In the Hudson case, Justice Scalia and Justice Alito know the law was violated, but they seem keenly interested in making sure that the penalty or remedy is “proportionate” to the violation. This is the axiom at work. 

Some people may prefer a strict application of the law, across the board. Some may prefer a lenient application of the law, across the board.  A case can be made for both. I also think a case can be made for strict application of the law as applied to the government, but a lenient application as applied to the people. But the least defensible position, it seems to me, is the one that dominates: Strict justice for the people and leniency for the government.  

The speculation is that there is a 4-4 split on the Court in the Hudson case and that Justice Alito will tip the balance. It is a bad sign that he had no questions at all for the government lawyers who were urging a lenient response to Fourth Amendment knock-and-annonce violations.

Do Libertarians Have a Prayer?

Many people think political philosophy comes in two varieties, liberal or conservative. The former values social freedoms while seeking government control over capitalist acts between consenting adults (in Robert Nozick’s wonderful phrase). Conservatives defend economic freedom but not other acts between consenting adults. As a philosophy that seeks both social and economic liberty, libertarianism has sometimes seemed at the margins of American politics. A recent poll throws doubt on that assumption.

The Pew Research Center measured political ideology based on six questions from one of their 2004 surveys. Three of the questions concerned economic liberty, the others social freedoms. Liberals scored high on social freedoms, conservatives on economic liberty, and populists had little regard for either. Libertarians, as you might expect, consistently supported liberty in both dimensions.
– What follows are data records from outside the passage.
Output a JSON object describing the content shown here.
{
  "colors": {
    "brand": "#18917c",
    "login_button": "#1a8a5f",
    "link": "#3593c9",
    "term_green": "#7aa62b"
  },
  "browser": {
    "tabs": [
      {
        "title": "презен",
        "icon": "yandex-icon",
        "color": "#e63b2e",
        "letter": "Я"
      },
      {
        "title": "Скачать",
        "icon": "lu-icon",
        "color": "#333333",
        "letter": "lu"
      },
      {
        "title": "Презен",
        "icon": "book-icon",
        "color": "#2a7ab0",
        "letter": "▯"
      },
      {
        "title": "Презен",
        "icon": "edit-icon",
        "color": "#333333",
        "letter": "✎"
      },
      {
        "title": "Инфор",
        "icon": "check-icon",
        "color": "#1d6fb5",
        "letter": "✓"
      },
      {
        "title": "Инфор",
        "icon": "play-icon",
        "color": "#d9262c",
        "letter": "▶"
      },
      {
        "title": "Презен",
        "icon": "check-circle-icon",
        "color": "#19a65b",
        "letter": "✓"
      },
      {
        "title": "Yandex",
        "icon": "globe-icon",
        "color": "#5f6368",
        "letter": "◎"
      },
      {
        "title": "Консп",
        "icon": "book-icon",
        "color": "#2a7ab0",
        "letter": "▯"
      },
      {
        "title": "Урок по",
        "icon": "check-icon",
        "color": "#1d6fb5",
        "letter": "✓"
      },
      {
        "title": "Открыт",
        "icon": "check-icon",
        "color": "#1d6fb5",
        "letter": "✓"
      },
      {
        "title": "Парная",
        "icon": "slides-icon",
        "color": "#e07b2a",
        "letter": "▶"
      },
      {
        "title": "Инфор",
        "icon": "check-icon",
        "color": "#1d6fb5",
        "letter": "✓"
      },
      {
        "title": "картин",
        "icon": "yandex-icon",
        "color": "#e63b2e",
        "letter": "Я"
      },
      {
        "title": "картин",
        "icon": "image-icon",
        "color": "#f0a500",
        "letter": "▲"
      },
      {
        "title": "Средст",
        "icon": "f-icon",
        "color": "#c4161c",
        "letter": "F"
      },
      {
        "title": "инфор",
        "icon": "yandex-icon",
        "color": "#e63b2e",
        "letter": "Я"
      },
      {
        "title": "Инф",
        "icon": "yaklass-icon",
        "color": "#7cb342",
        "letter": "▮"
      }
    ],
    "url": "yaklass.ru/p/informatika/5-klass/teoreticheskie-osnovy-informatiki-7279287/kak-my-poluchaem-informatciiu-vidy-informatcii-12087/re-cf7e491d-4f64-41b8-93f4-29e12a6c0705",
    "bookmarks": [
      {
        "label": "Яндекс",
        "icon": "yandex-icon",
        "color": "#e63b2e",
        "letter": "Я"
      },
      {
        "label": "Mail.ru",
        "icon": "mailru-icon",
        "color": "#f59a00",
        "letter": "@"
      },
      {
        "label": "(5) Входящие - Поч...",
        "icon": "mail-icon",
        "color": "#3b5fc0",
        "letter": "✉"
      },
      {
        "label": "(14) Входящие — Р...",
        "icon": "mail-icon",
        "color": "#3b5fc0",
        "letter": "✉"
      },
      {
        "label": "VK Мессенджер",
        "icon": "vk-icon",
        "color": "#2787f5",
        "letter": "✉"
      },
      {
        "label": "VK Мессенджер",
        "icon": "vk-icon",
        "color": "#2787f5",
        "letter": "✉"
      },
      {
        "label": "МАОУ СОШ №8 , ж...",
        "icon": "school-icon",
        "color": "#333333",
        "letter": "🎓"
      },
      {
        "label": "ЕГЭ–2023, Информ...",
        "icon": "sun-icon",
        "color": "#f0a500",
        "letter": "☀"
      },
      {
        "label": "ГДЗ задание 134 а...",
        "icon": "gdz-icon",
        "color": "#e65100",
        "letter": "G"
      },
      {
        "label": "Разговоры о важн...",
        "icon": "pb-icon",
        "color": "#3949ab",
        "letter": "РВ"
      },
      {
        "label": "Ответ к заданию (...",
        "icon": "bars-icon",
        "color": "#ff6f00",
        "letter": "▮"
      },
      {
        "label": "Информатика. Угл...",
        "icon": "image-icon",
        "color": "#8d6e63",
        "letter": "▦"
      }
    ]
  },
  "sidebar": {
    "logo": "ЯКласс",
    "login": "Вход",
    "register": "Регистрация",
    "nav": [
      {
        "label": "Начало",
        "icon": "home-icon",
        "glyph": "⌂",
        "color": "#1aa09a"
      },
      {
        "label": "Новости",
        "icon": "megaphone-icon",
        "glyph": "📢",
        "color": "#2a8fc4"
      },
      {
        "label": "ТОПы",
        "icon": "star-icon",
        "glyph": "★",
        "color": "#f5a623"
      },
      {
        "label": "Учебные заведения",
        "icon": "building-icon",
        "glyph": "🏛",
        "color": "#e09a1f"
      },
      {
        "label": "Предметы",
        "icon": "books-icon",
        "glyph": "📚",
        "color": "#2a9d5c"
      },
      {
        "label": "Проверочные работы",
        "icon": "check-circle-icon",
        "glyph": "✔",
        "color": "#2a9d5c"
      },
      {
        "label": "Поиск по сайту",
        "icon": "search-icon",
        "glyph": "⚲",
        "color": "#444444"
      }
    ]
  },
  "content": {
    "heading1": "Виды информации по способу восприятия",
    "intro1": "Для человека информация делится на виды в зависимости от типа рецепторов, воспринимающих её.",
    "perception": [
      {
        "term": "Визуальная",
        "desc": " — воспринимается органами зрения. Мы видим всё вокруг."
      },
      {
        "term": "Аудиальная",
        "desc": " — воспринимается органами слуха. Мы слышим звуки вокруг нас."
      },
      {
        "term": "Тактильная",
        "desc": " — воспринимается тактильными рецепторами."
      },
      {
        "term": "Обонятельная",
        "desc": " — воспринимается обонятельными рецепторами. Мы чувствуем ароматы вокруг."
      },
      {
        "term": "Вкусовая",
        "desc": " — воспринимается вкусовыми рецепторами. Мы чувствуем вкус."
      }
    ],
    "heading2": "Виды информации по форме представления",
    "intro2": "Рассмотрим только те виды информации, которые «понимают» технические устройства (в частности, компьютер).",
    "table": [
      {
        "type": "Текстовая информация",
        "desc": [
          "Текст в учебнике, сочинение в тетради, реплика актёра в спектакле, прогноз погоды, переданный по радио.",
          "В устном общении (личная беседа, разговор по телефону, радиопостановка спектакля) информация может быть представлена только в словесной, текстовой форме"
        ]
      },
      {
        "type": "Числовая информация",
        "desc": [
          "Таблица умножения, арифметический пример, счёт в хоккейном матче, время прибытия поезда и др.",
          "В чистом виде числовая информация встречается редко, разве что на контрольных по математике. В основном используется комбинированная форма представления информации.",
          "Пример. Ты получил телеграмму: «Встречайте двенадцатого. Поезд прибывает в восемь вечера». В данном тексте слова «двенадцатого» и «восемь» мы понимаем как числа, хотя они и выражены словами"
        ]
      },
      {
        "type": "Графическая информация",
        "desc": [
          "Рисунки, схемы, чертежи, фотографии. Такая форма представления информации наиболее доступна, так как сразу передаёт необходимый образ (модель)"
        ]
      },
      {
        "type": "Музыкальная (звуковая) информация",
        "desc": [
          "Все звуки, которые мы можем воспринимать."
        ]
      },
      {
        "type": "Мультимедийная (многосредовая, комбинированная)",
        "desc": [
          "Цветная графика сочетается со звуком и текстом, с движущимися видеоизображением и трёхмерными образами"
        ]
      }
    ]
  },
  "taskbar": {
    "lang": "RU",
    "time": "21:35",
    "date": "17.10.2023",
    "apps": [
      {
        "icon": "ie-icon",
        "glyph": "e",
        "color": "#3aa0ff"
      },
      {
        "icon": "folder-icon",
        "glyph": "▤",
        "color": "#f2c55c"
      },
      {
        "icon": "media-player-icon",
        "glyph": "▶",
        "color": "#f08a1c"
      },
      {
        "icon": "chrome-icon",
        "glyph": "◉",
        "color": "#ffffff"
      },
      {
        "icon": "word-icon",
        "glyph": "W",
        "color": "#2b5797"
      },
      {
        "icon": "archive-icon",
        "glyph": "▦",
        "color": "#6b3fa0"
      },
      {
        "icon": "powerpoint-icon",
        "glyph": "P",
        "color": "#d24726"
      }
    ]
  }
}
Pew estimates that 9 percent of Americans are libertarians. That might seem low until you realize that 18 percent are liberal, 16 percent populist, and 15 percent conservative. Pew calls the rest of the nation “ambivalents” who have no firm ideological outlook. As Scott Keeter, the author of the Pew study, concludes “libertarians, though the smallest of the ideological groups, represent a substantial percentage of the population.”

A lot of what Pew discovered about libertarians may not surprise you. They are more likely than the rest of the population to have a college degree, to be in the highest income category, and to come from the West. On the issues, libertarians are more likely to think homosexuality should be accepted, to favor stem-cell research, to believe businesses make a fair profit, and to find free trade good for the nation.

But some of Pew’s other findings about libertarians are more unexpected, at least to me. Libertarians are 50 percent more likely to declare themselves “secular” than the general population. Still, only about 12 percent of the libertarians surveyed identified themselves this way. Libertarians are also more likely than the general population to identify as a “white Catholic.” Finally, almost two-thirds of the libertarians said they go to church at least once a month. That’s a little less than the general population, but a lot more than I would have guessed.

Half of the libertarians identified with or leaned toward the Republican party. At the same time, 41 percent affiliated themselves with the Democrats. Sen. Kerry got 40 percent of the libertarian vote in 2004. President Bush did better among libertarians than you might expect given the party identification numbers. Bush got 57 percent of libertarian vote last time. But as they say, “if the election were held today….”

I have saved the best for last. One-third of Pew’s libertarians are between 18 and 29 years of age. Libertarians are thus fifty percent more likely to be found among the young than in the population as a whole. They are also much more likely to be found among the youngest cohort than are conservatives or populists.

So the present may seem bleak for libertarians. But just wait. Help is on the way.